  • EU Politics
    • Brexit is expected to be more harmful to the UK than the European Union.
  • Great Power Competition
    • China’s succession of leadership process suggests power transition that will result in more assertive behavior moving forward.
    • The threat of North Korea and their nuclear arms is rising and could disturb the world power play.
  • Volatile Regulation
    • Patchwork of regulation at national level is making it harder and more expensive to comply with regulations stemming from data and security.
  • Terrorist Fragmentation
    • Terrorism is now related to workplace violence.
    • Terrorism is likely to move to transnational terrorism. Returning foreign fighters from failed Islamic State in Iraq and Syria coupled with readily available online material make lone-wolf attacks more likely to occur. Western Europe is most vulnerable due to location proximity.

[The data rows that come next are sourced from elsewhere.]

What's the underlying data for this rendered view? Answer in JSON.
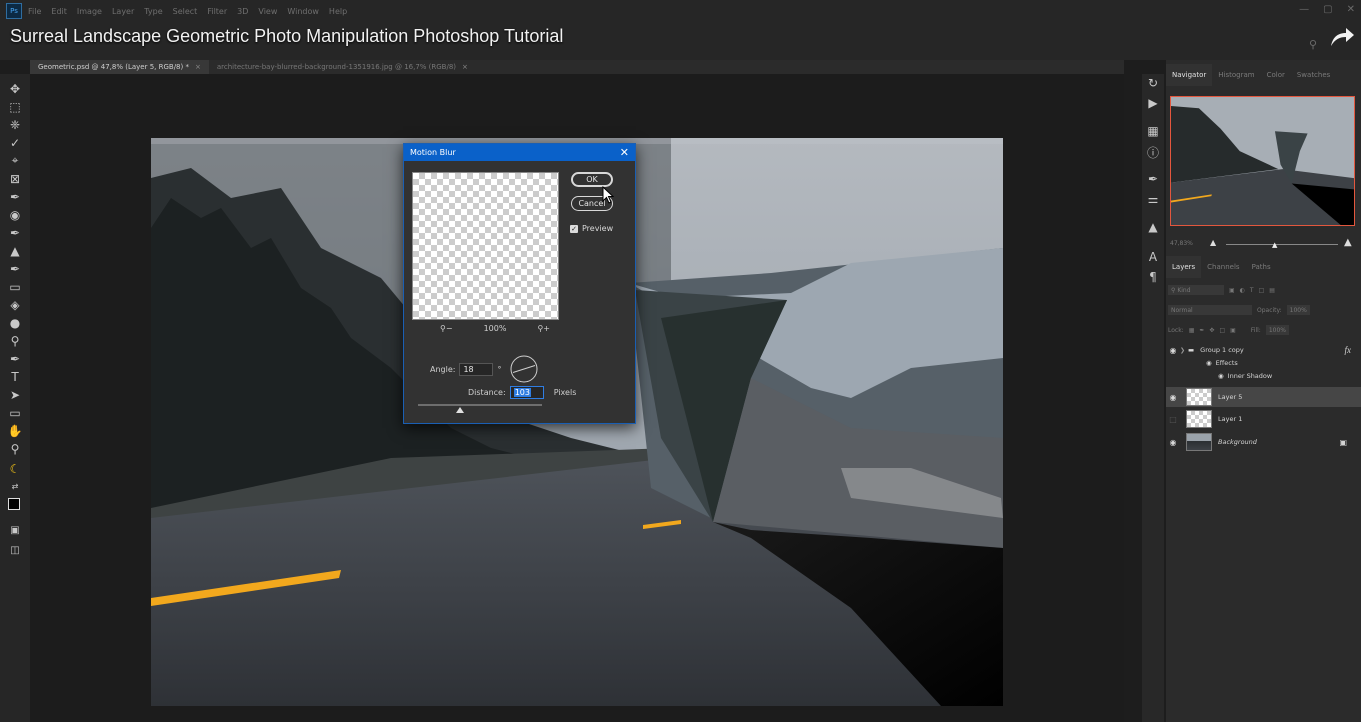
{
  "video_title": "Surreal Landscape Geometric Photo Manipulation Photoshop Tutorial",
  "app_icon": "Ps",
  "menu": [
    "File",
    "Edit",
    "Image",
    "Layer",
    "Type",
    "Select",
    "Filter",
    "3D",
    "View",
    "Window",
    "Help"
  ],
  "window_controls": [
    "—",
    "▢",
    "✕"
  ],
  "doc_tabs": [
    {
      "label": "Geometric.psd @ 47,8% (Layer 5, RGB/8) *",
      "close": "×"
    },
    {
      "label": "architecture-bay-blurred-background-1351916.jpg @ 16,7% (RGB/8)",
      "close": "×"
    }
  ],
  "navigator": {
    "tabs": [
      "Navigator",
      "Histogram",
      "Color",
      "Swatches"
    ],
    "zoom": "47,83%"
  },
  "layers_panel": {
    "tabs": [
      "Layers",
      "Channels",
      "Paths"
    ],
    "search_placeholder": "Kind",
    "blend_mode": "Normal",
    "opacity_label": "Opacity:",
    "opacity_value": "100%",
    "lock_label": "Lock:",
    "fill_label": "Fill:",
    "fill_value": "100%",
    "layers": [
      {
        "name": "Group 1 copy",
        "fx": "fx"
      },
      {
        "name": "Effects"
      },
      {
        "name": "Inner Shadow"
      },
      {
        "name": "Layer 5"
      },
      {
        "name": "Layer 1"
      },
      {
        "name": "Background"
      }
    ]
  },
  "dialog": {
    "title": "Motion Blur",
    "close": "✕",
    "ok_label": "OK",
    "cancel_label": "Cancel",
    "preview_label": "Preview",
    "preview_checked": true,
    "zoom_level": "100%",
    "angle_label": "Angle:",
    "angle_value": "18",
    "degree_symbol": "°",
    "distance_label": "Distance:",
    "distance_value": "103",
    "distance_unit": "Pixels"
  },
  "colors": {
    "accent_blue": "#0a61c9",
    "road_line": "#f2a81d",
    "nav_border": "#e3573e"
  }
}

Final Thoughts

Many factors are in play for trade show organizers on the successful future of their shows. Executives need to look at the bigger picture and expand their focus beyond their shows. We have to pay attention to external factors that could affect not only our show, but our entire industry. For our industry to continue thriving, understand the macro and micro factors that could disrupt and change the course of the exhibitions and events industry. The viability of your show depends on it.

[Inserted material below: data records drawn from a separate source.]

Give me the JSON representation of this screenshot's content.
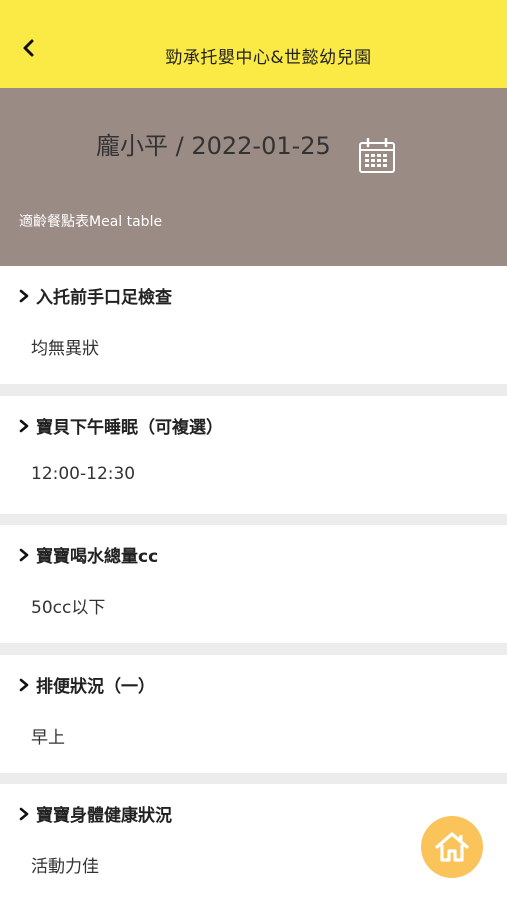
{
  "header": {
    "title": "勁承托嬰中心&世懿幼兒園",
    "back_icon": "chevron-left-icon"
  },
  "hero": {
    "name_date": "龐小平 / 2022-01-25",
    "subtitle": "適齡餐點表Meal table",
    "calendar_icon": "calendar-icon"
  },
  "sections": [
    {
      "title": "入托前手口足檢查",
      "value": "均無異狀"
    },
    {
      "title": "寶貝下午睡眠（可複選）",
      "value": "12:00-12:30"
    },
    {
      "title": "寶寶喝水總量cc",
      "value": "50cc以下"
    },
    {
      "title": "排便狀況（一）",
      "value": "早上"
    },
    {
      "title": "寶寶身體健康狀況",
      "value": "活動力佳"
    }
  ],
  "fab": {
    "icon": "home-icon"
  },
  "colors": {
    "header_bg": "#fbe945",
    "hero_bg": "#9a8b85",
    "fab_bg": "#fbc45a",
    "page_bg": "#ececec"
  }
}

For this and other insightful commentary on the future of exhibitions, we invite you to apply for registration for the 2018 Predict conference, taking place on 13-14 September at the MGM National Harbor in Oxon Hill, MD.

2 Comments on CEIR Predict Recap: The Impact of the Micro and Macro Environment on the Exhibitions and Events Industry

  1. Good information! Regarding the size of the meeting & expo business, where does the $80 billion figure come from?

    • Jannat Choudhury // April 16, 2018 at 10:32 am // Reply

      Hi Larry! The GDP contribution of B2B exhibition comes from three parts: (1) direct spending of attendees and exhibitors, (2) indirect impact of those spending (input purchased to host the exhibitions by organizers; and suppliers’ input purchased to produce the goods and services bought by attendees and exhibitors) and (3) induced impact (increases in personal consumption expenditures due to increases in employees’ wages and salaries of organizers, producers and suppliers).

Leave a Reply

Fill in your details below or click an icon to log in:

WordPress.com Logo

You are commenting using your WordPress.com account. Log Out /  Change )

Google+ photo

You are commenting using your Google+ account. Log Out /  Change )

Twitter picture

You are commenting using your Twitter account. Log Out /  Change )

Facebook photo

You are commenting using your Facebook account. Log Out /  Change )

w

Connecting to %s

%d bloggers like this: